By: Ethan Maurice
If you were me a few years ago, this would be the best page on the internet you've ever landed on. It's a list of people and websites that have had the greatest impact on me, with links to the pages I've found most profound or taken the most from.
There's a lot here—if you're into it, bookmarking this page might be a good idea.
Without further ado, my 12 favorite people and websites on the internet:
1. Tim Ferriss
In addition to reading The 4-Hour Workweek twice and much of Tim's blog, I've listened to over 200 episodes of his podcast, The Tim Ferriss Show. I can't recommend the podcast enough. Tim interviews world-class performers, from athletes to CEO's to philosophers, and attempts to extract the lessons, habits, and tactics that make them the best at what they do. A few of my favorite interviews are with Kevin Kelly, Wim Hof, and Seth Godin.
I've been following Chris Guillebeau's website, The Art of Non-Conformity for years. A travel hacker who's visited every country in the world, Chris taught me how to fly for free using travel credit card bonuses. Thanks to Chris I'm writing these very words in Fox Glacier, New Zealand right now. I've read his first free manifesto, A Brief Guide to World Domination, half a dozen times. I also had my own profile published on The Art of Non-Conformity last fall.
3. Zen Habits

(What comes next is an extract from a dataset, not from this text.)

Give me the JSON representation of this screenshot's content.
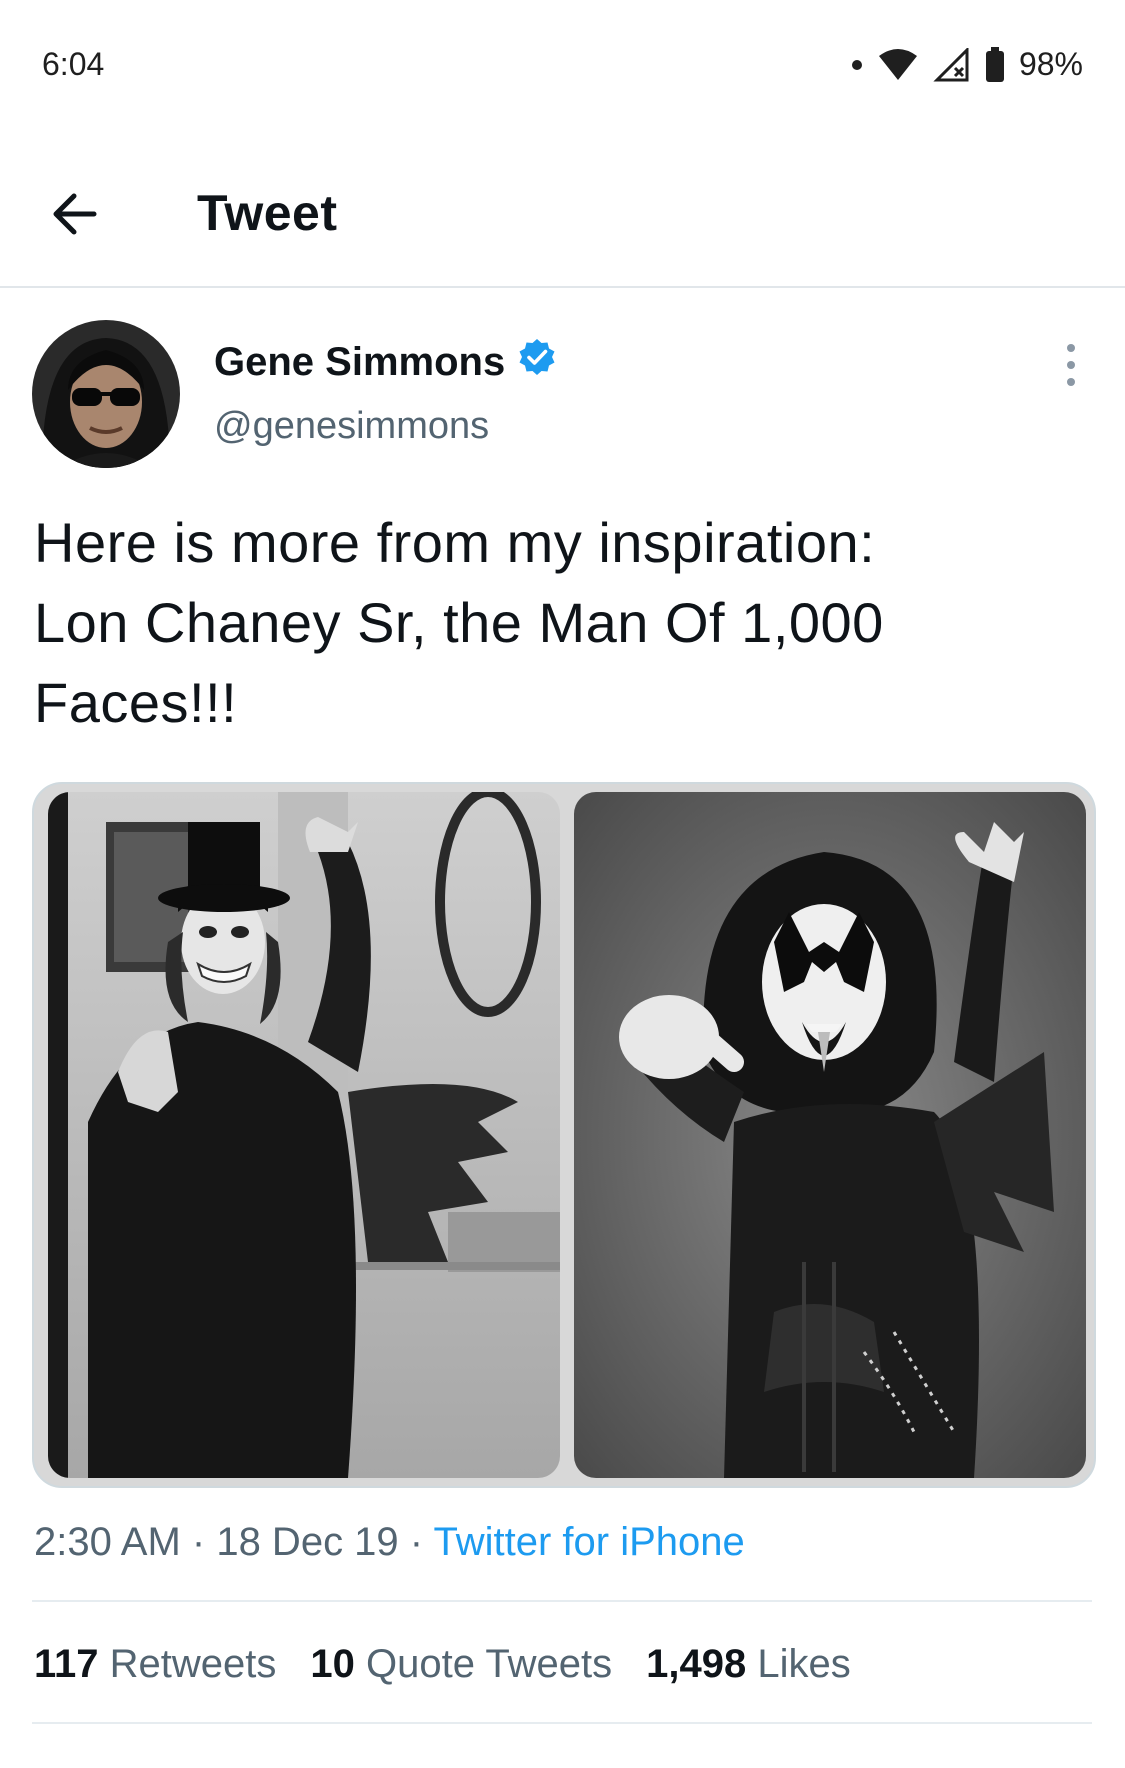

I started following Ryan Holiday after reading his first book, Trust Me I'm Lying, which reveals how broken our news cycle is and how he used to exploit it. This article helped me realize I was starting The Living Theory for the right reasons. His post about the commonplace book caused me to start my own. I'm traveling now, but when I had a desk, one quote from The Obstacle is the Way was tacked above it:
“We often assume that the world moves at our leisure. We delay when we should initiate. We jog when we should be running, or better yet, sprinting. And then we're shocked—shocked!—when nothing big ever happens, when opportunities never show up, when new obstacles begin to pile up, or the enemies finally get their act together.”

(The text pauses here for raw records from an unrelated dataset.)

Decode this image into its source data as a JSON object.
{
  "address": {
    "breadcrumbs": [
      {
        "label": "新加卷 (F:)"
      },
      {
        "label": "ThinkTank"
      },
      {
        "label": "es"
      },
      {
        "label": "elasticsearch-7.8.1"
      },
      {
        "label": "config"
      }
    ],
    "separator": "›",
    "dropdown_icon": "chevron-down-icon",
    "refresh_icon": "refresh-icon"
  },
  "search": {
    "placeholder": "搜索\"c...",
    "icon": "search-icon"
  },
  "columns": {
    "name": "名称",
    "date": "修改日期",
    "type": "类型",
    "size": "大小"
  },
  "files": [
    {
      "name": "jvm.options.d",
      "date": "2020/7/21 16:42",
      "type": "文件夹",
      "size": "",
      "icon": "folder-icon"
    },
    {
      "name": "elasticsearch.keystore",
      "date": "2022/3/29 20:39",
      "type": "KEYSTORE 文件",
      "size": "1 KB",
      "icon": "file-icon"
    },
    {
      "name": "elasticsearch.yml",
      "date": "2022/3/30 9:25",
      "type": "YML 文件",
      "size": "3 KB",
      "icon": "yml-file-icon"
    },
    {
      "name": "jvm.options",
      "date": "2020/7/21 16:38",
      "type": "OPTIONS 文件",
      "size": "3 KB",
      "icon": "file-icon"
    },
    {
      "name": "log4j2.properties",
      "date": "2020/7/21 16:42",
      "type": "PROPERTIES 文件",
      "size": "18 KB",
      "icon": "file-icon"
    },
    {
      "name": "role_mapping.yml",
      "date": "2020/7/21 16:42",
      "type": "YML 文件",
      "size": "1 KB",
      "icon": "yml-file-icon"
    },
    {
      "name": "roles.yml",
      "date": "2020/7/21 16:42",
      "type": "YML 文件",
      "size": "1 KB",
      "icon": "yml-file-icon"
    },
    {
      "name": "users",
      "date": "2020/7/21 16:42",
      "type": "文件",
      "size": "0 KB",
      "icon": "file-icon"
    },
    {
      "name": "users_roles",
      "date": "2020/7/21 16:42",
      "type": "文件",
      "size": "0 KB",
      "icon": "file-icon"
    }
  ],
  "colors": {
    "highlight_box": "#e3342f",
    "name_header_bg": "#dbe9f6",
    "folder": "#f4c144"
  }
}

5. Derek Sivers
Derek's blog is all insight and no fluff. I first encountered him through his interview on the Tim Ferriss Show. There's a famous Oscar Wilde quote that "everything popular is wrong," and I often feel Derek makes a case for that in most of his posts. I also love this three minute TED Talk of his.
Joel Runyon is a badass. The creator of IMPOSSIBLE, he's all about doing "impossible" things. As part of his current project called 777 (7 ultra marathons on 7 continents to raise funding to build 7 schools), he ran a 100K race in Antarctica last week. Joel's also really into cold showers. I stop by Joel's site to remind myself that I'm the one who sets my limitations.
Live Learn Evolve is a collection of eye-opening, mind-expanding content from around the web. A couple of my favorites: This is Water, Stop Living in the Future and Live Fully Now, and 60 Seconds of Awe-Inspiring Life Advice from Steve Jobs.
Maria Popova is the wondrous mind behind Brain Pickings. I find it difficult to explain exactly what Brain Pickings is, so I'll leave it to her site's tagline: "An inventory of cross-disciplinary interestingness, spanning art, science, design, history, philosophy, and more." I'm a big fan of Hunter S. Thompson’s Advice on How to Find Your Purpose and Live a Meaningful Life, The Ben Franklin Effect, and Maria's interview on The Tim Ferriss Show.
Julien Smith hasn't posted on his blog since 2014 as he's CEO of a company called Breather now, but I still go back into the archives once in a while. I love The Complete Guide to Not Giving a F*ck, The Short and Sweet Guide to Being F*cking Awesome, and basically everything in the "best" section of his blog.
10. Live Unbound
I haven't been following The Lightning Notes for too long, but Caitie Whelan put on a workshop at my younger sister's college a couple months ago and I heard all about it. Each Sunday now, I get her profound weekly email. Start with these posts: The Truth About Bananas, Wild and Defiant, and Steven Spielberg on the Importance of Fear.
Well, there you have it. If you like what I read online, you'll probably like the books I read as well.